Try it:
Reproduce the listing below exactly. Pictures do not belong in the copy.

[Opening Data for analysis section]

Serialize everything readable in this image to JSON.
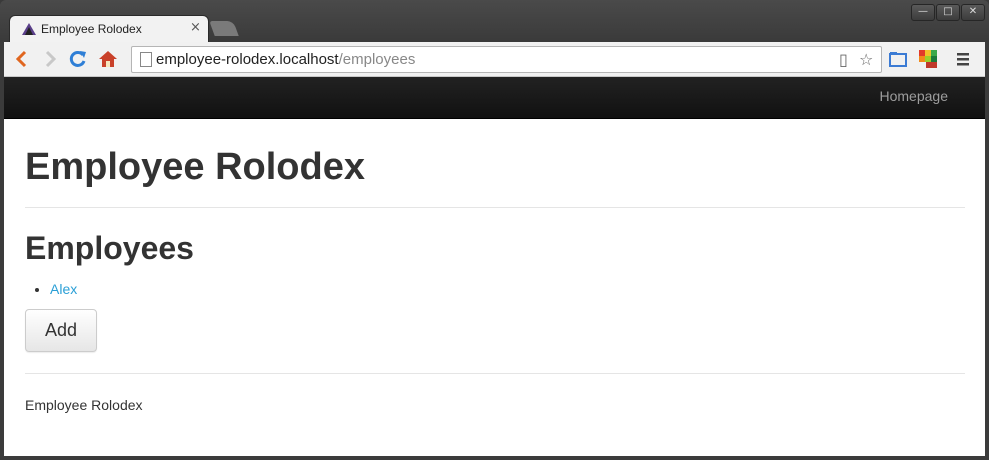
{
  "browser": {
    "tab_title": "Employee Rolodex",
    "tab_close": "×",
    "url_host": "employee-rolodex.localhost",
    "url_path": "/employees",
    "window_buttons": {
      "minimize": "—",
      "maximize": "□",
      "close": "✕"
    },
    "toolbar_icons": [
      "back-icon",
      "forward-icon",
      "reload-icon",
      "home-icon",
      "page-icon",
      "bookmark-star-icon",
      "menu-icon"
    ]
  },
  "navbar": {
    "link": "Homepage"
  },
  "page": {
    "title": "Employee Rolodex",
    "section_heading": "Employees",
    "employees": [
      "Alex"
    ],
    "add_button": "Add",
    "footer_text": "Employee Rolodex"
  },
  "colors": {
    "navbar_bg": "#1a1a1a",
    "link": "#2a9fd6",
    "heading": "#333333"
  }
}
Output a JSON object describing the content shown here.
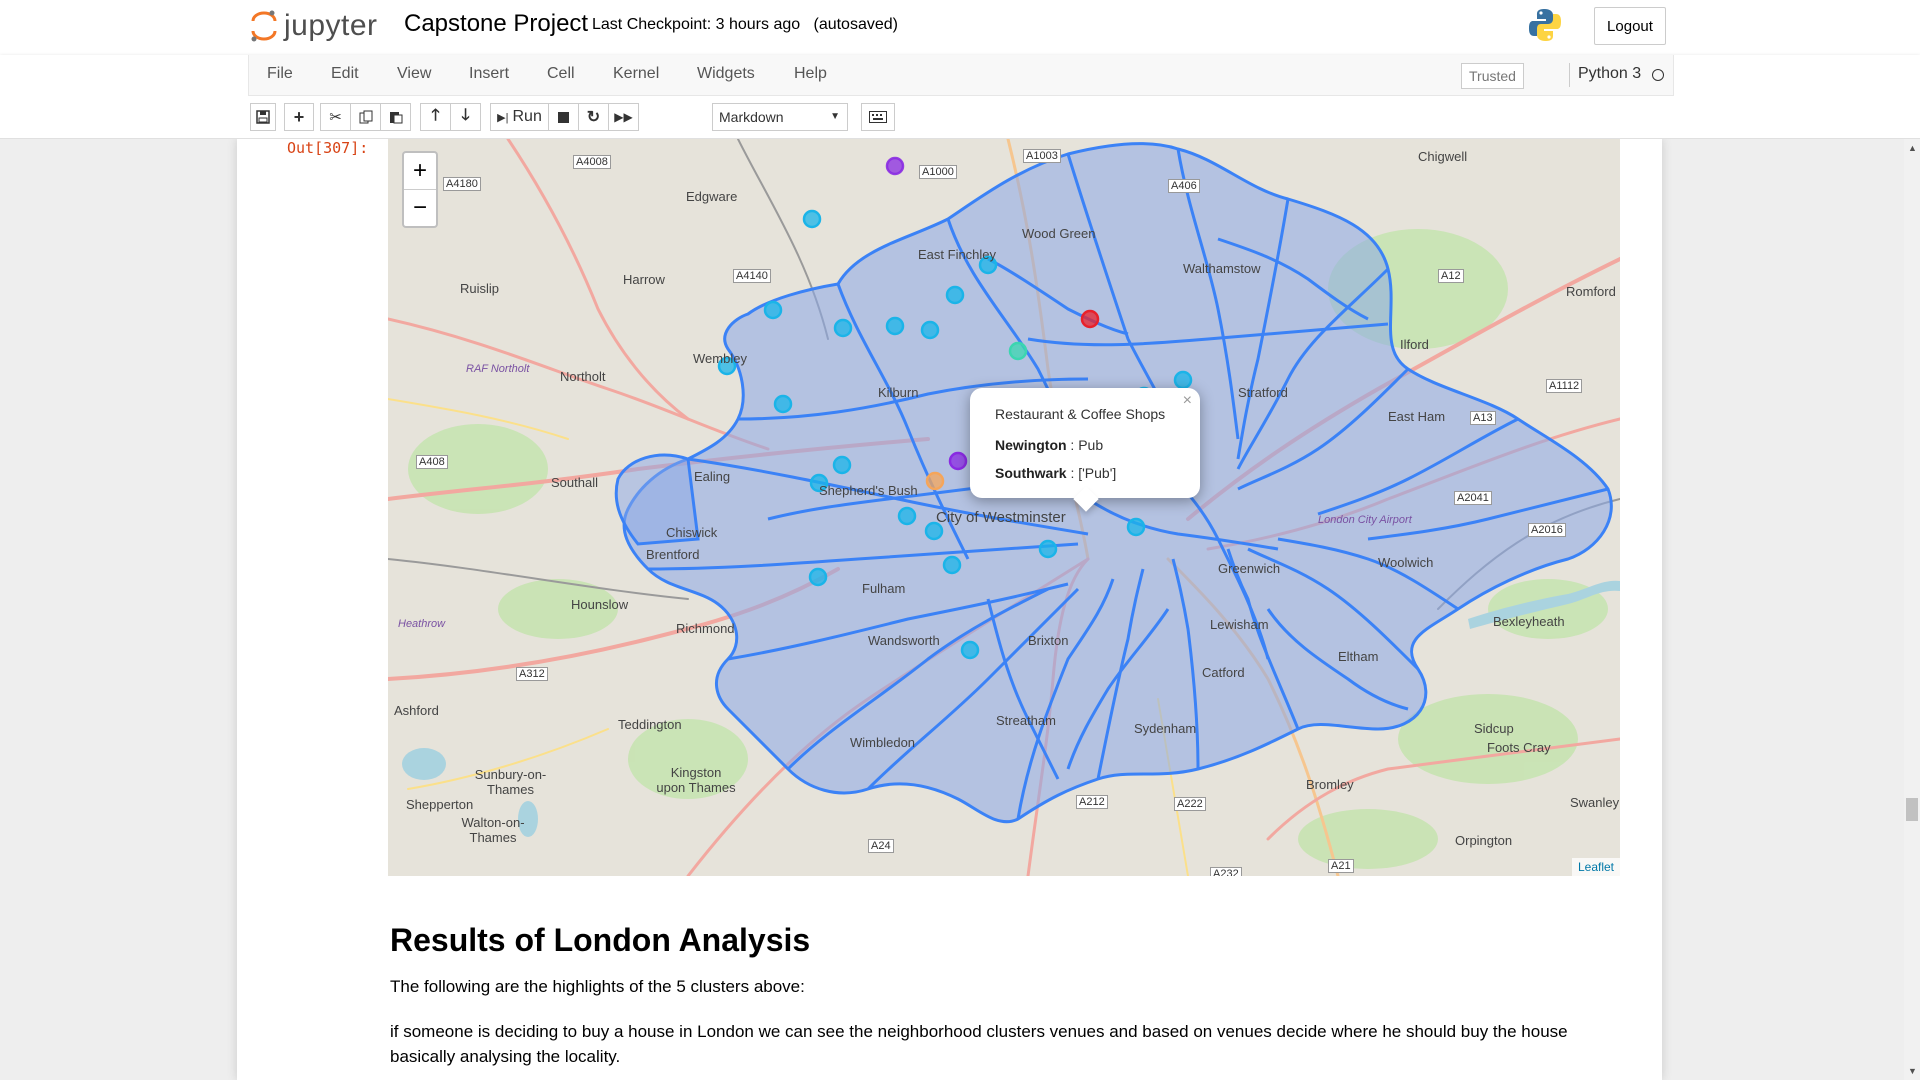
{
  "header": {
    "logo_text": "jupyter",
    "notebook_title": "Capstone Project",
    "checkpoint": "Last Checkpoint: 3 hours ago",
    "autosave": "(autosaved)",
    "logout_label": "Logout"
  },
  "menu": {
    "items": [
      "File",
      "Edit",
      "View",
      "Insert",
      "Cell",
      "Kernel",
      "Widgets",
      "Help"
    ],
    "trusted_label": "Trusted",
    "kernel_name": "Python 3"
  },
  "toolbar": {
    "run_label": "Run",
    "cell_type": "Markdown",
    "icons": [
      "save-icon",
      "plus-icon",
      "cut-icon",
      "copy-icon",
      "paste-icon",
      "arrow-up-icon",
      "arrow-down-icon",
      "run-icon",
      "stop-icon",
      "restart-icon",
      "fast-forward-icon",
      "keyboard-icon"
    ]
  },
  "output": {
    "prompt": "Out[307]:"
  },
  "map": {
    "zoom_in": "+",
    "zoom_out": "−",
    "attribution": "Leaflet",
    "popup": {
      "close": "×",
      "title": "Restaurant & Coffee Shops",
      "rows": [
        {
          "key": "Newington",
          "value": " : Pub"
        },
        {
          "key": "Southwark",
          "value": " : ['Pub']"
        }
      ]
    },
    "place_labels": [
      "Edgware",
      "Chigwell",
      "East Finchley",
      "Wood Green",
      "Walthamstow",
      "Harrow",
      "Ruislip",
      "Romford",
      "Wembley",
      "RAF Northolt",
      "Northolt",
      "Ilford",
      "Kilburn",
      "Stratford",
      "East Ham",
      "Ealing",
      "Southall",
      "Shepherd's Bush",
      "City of Westminster",
      "Chiswick",
      "Brentford",
      "Greenwich",
      "Woolwich",
      "London City Airport",
      "Fulham",
      "Hounslow",
      "Heathrow",
      "Richmond",
      "Lewisham",
      "Bexleyheath",
      "Eltham",
      "Wandsworth",
      "Brixton",
      "Catford",
      "Ashford",
      "Teddington",
      "Streatham",
      "Sydenham",
      "Sidcup",
      "Foots Cray",
      "Wimbledon",
      "Kingston upon Thames",
      "Sunbury-on-Thames",
      "Bromley",
      "Shepperton",
      "Walton-on-Thames",
      "Swanley",
      "Orpington"
    ],
    "road_labels": [
      "A4008",
      "A1000",
      "A406",
      "A4180",
      "A4140",
      "A12",
      "A1112",
      "A13",
      "A408",
      "A2041",
      "A2016",
      "A312",
      "A222",
      "A212",
      "A24",
      "A21",
      "A232",
      "A1003"
    ],
    "markers": [
      {
        "color": "#8a2be2"
      },
      {
        "color": "#1bb4e8"
      },
      {
        "color": "#1bb4e8"
      },
      {
        "color": "#1bb4e8"
      },
      {
        "color": "#1bb4e8"
      },
      {
        "color": "#1bb4e8"
      },
      {
        "color": "#1bb4e8"
      },
      {
        "color": "#e8212b"
      },
      {
        "color": "#1bb4e8"
      },
      {
        "color": "#1bb4e8"
      },
      {
        "color": "#1bb4e8"
      },
      {
        "color": "#1bb4e8"
      },
      {
        "color": "#8a2be2"
      },
      {
        "color": "#f5a55a"
      },
      {
        "color": "#1bb4e8"
      },
      {
        "color": "#1bb4e8"
      },
      {
        "color": "#1bb4e8"
      },
      {
        "color": "#1bb4e8"
      },
      {
        "color": "#1bb4e8"
      },
      {
        "color": "#1bb4e8"
      },
      {
        "color": "#1bb4e8"
      },
      {
        "color": "#1bb4e8"
      },
      {
        "color": "#1bb4e8"
      },
      {
        "color": "#3bd6b0"
      },
      {
        "color": "#1bb4e8"
      }
    ]
  },
  "results": {
    "heading": "Results of London Analysis",
    "paragraph1": "The following are the highlights of the 5 clusters above:",
    "paragraph2": "if someone is deciding to buy a house in London we can see the neighborhood clusters venues and based on venues decide where he should buy the house basically analysing the locality."
  },
  "colors": {
    "prompt_red": "#d84315",
    "boundary_blue": "#3b82f6",
    "region_fill": "#8aa8e8",
    "leaflet_link": "#0078a8"
  }
}
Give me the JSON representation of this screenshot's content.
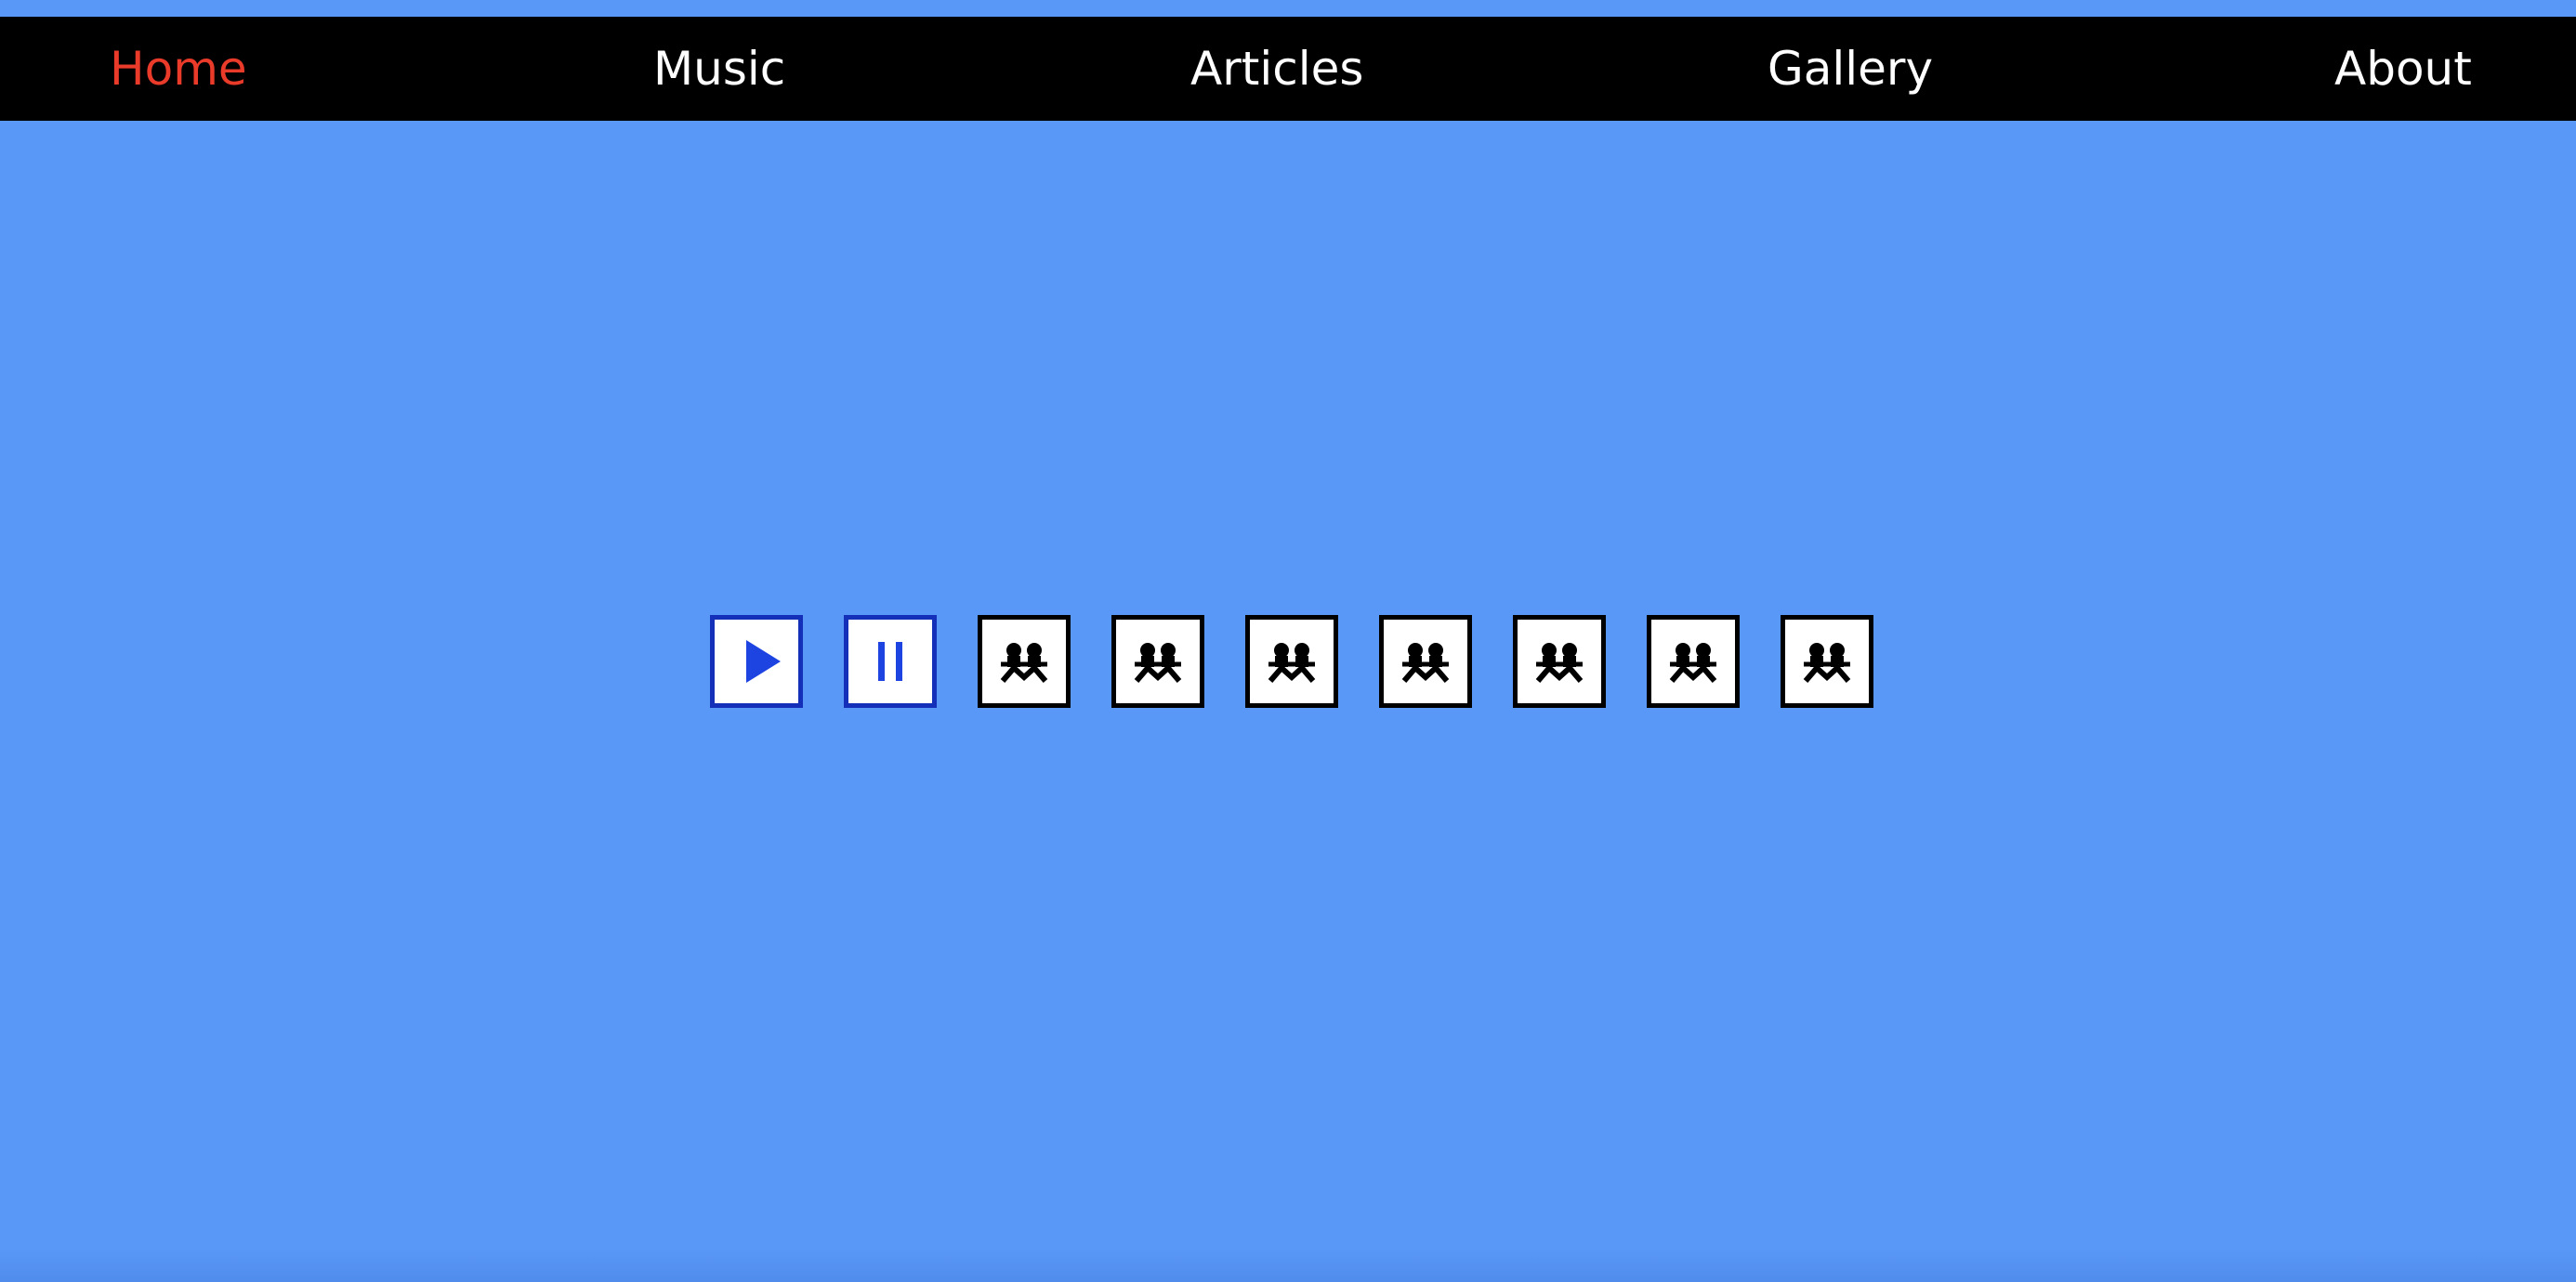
{
  "nav": {
    "items": [
      {
        "label": "Home",
        "active": true
      },
      {
        "label": "Music",
        "active": false
      },
      {
        "label": "Articles",
        "active": false
      },
      {
        "label": "Gallery",
        "active": false
      },
      {
        "label": "About",
        "active": false
      }
    ]
  },
  "colors": {
    "background": "#5a98f8",
    "nav_background": "#000000",
    "nav_text": "#ffffff",
    "nav_active": "#e93a2a",
    "control_blue": "#1530b8",
    "control_icon_blue": "#1d44e0"
  },
  "controls": [
    {
      "icon": "play-icon"
    },
    {
      "icon": "pause-icon"
    },
    {
      "icon": "people-icon"
    },
    {
      "icon": "people-icon"
    },
    {
      "icon": "people-icon"
    },
    {
      "icon": "people-icon"
    },
    {
      "icon": "people-icon"
    },
    {
      "icon": "people-icon"
    },
    {
      "icon": "people-icon"
    }
  ]
}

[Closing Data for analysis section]

Response to this task:
Serialize everything readable in this image to JSON.
{
  "browser": {
    "tab_title": "Employee Rolodex",
    "tab_close": "×",
    "url_host": "employee-rolodex.localhost",
    "url_path": "/employees",
    "window_buttons": {
      "minimize": "—",
      "maximize": "□",
      "close": "✕"
    },
    "toolbar_icons": [
      "back-icon",
      "forward-icon",
      "reload-icon",
      "home-icon",
      "page-icon",
      "bookmark-star-icon",
      "menu-icon"
    ]
  },
  "navbar": {
    "link": "Homepage"
  },
  "page": {
    "title": "Employee Rolodex",
    "section_heading": "Employees",
    "employees": [
      "Alex"
    ],
    "add_button": "Add",
    "footer_text": "Employee Rolodex"
  },
  "colors": {
    "navbar_bg": "#1a1a1a",
    "link": "#2a9fd6",
    "heading": "#333333"
  }
}
Output a JSON object describing the content shown here.
{
  "header": {
    "logo_text": "jupyter",
    "notebook_title": "Capstone Project",
    "checkpoint": "Last Checkpoint: 3 hours ago",
    "autosave": "(autosaved)",
    "logout_label": "Logout"
  },
  "menu": {
    "items": [
      "File",
      "Edit",
      "View",
      "Insert",
      "Cell",
      "Kernel",
      "Widgets",
      "Help"
    ],
    "trusted_label": "Trusted",
    "kernel_name": "Python 3"
  },
  "toolbar": {
    "run_label": "Run",
    "cell_type": "Markdown",
    "icons": [
      "save-icon",
      "plus-icon",
      "cut-icon",
      "copy-icon",
      "paste-icon",
      "arrow-up-icon",
      "arrow-down-icon",
      "run-icon",
      "stop-icon",
      "restart-icon",
      "fast-forward-icon",
      "keyboard-icon"
    ]
  },
  "output": {
    "prompt": "Out[307]:"
  },
  "map": {
    "zoom_in": "+",
    "zoom_out": "−",
    "attribution": "Leaflet",
    "popup": {
      "close": "×",
      "title": "Restaurant & Coffee Shops",
      "rows": [
        {
          "key": "Newington",
          "value": " : Pub"
        },
        {
          "key": "Southwark",
          "value": " : ['Pub']"
        }
      ]
    },
    "place_labels": [
      "Edgware",
      "Chigwell",
      "East Finchley",
      "Wood Green",
      "Walthamstow",
      "Harrow",
      "Ruislip",
      "Romford",
      "Wembley",
      "RAF Northolt",
      "Northolt",
      "Ilford",
      "Kilburn",
      "Stratford",
      "East Ham",
      "Ealing",
      "Southall",
      "Shepherd's Bush",
      "City of Westminster",
      "Chiswick",
      "Brentford",
      "Greenwich",
      "Woolwich",
      "London City Airport",
      "Fulham",
      "Hounslow",
      "Heathrow",
      "Richmond",
      "Lewisham",
      "Bexleyheath",
      "Eltham",
      "Wandsworth",
      "Brixton",
      "Catford",
      "Ashford",
      "Teddington",
      "Streatham",
      "Sydenham",
      "Sidcup",
      "Foots Cray",
      "Wimbledon",
      "Kingston upon Thames",
      "Sunbury-on-Thames",
      "Bromley",
      "Shepperton",
      "Walton-on-Thames",
      "Swanley",
      "Orpington"
    ],
    "road_labels": [
      "A4008",
      "A1000",
      "A406",
      "A4180",
      "A4140",
      "A12",
      "A1112",
      "A13",
      "A408",
      "A2041",
      "A2016",
      "A312",
      "A222",
      "A212",
      "A24",
      "A21",
      "A232",
      "A1003"
    ],
    "markers": [
      {
        "color": "#8a2be2"
      },
      {
        "color": "#1bb4e8"
      },
      {
        "color": "#1bb4e8"
      },
      {
        "color": "#1bb4e8"
      },
      {
        "color": "#1bb4e8"
      },
      {
        "color": "#1bb4e8"
      },
      {
        "color": "#1bb4e8"
      },
      {
        "color": "#e8212b"
      },
      {
        "color": "#1bb4e8"
      },
      {
        "color": "#1bb4e8"
      },
      {
        "color": "#1bb4e8"
      },
      {
        "color": "#1bb4e8"
      },
      {
        "color": "#8a2be2"
      },
      {
        "color": "#f5a55a"
      },
      {
        "color": "#1bb4e8"
      },
      {
        "color": "#1bb4e8"
      },
      {
        "color": "#1bb4e8"
      },
      {
        "color": "#1bb4e8"
      },
      {
        "color": "#1bb4e8"
      },
      {
        "color": "#1bb4e8"
      },
      {
        "color": "#1bb4e8"
      },
      {
        "color": "#1bb4e8"
      },
      {
        "color": "#1bb4e8"
      },
      {
        "color": "#3bd6b0"
      },
      {
        "color": "#1bb4e8"
      }
    ]
  },
  "results": {
    "heading": "Results of London Analysis",
    "paragraph1": "The following are the highlights of the 5 clusters above:",
    "paragraph2": "if someone is deciding to buy a house in London we can see the neighborhood clusters venues and based on venues decide where he should buy the house basically analysing the locality."
  },
  "colors": {
    "prompt_red": "#d84315",
    "boundary_blue": "#3b82f6",
    "region_fill": "#8aa8e8",
    "leaflet_link": "#0078a8"
  }
}
Give me the JSON representation of this screenshot's content.
{
  "nav": {
    "items": [
      {
        "label": "Home",
        "active": true
      },
      {
        "label": "Music",
        "active": false
      },
      {
        "label": "Articles",
        "active": false
      },
      {
        "label": "Gallery",
        "active": false
      },
      {
        "label": "About",
        "active": false
      }
    ]
  },
  "colors": {
    "background": "#5a98f8",
    "nav_background": "#000000",
    "nav_text": "#ffffff",
    "nav_active": "#e93a2a",
    "control_blue": "#1530b8",
    "control_icon_blue": "#1d44e0"
  },
  "controls": [
    {
      "icon": "play-icon"
    },
    {
      "icon": "pause-icon"
    },
    {
      "icon": "people-icon"
    },
    {
      "icon": "people-icon"
    },
    {
      "icon": "people-icon"
    },
    {
      "icon": "people-icon"
    },
    {
      "icon": "people-icon"
    },
    {
      "icon": "people-icon"
    },
    {
      "icon": "people-icon"
    }
  ]
}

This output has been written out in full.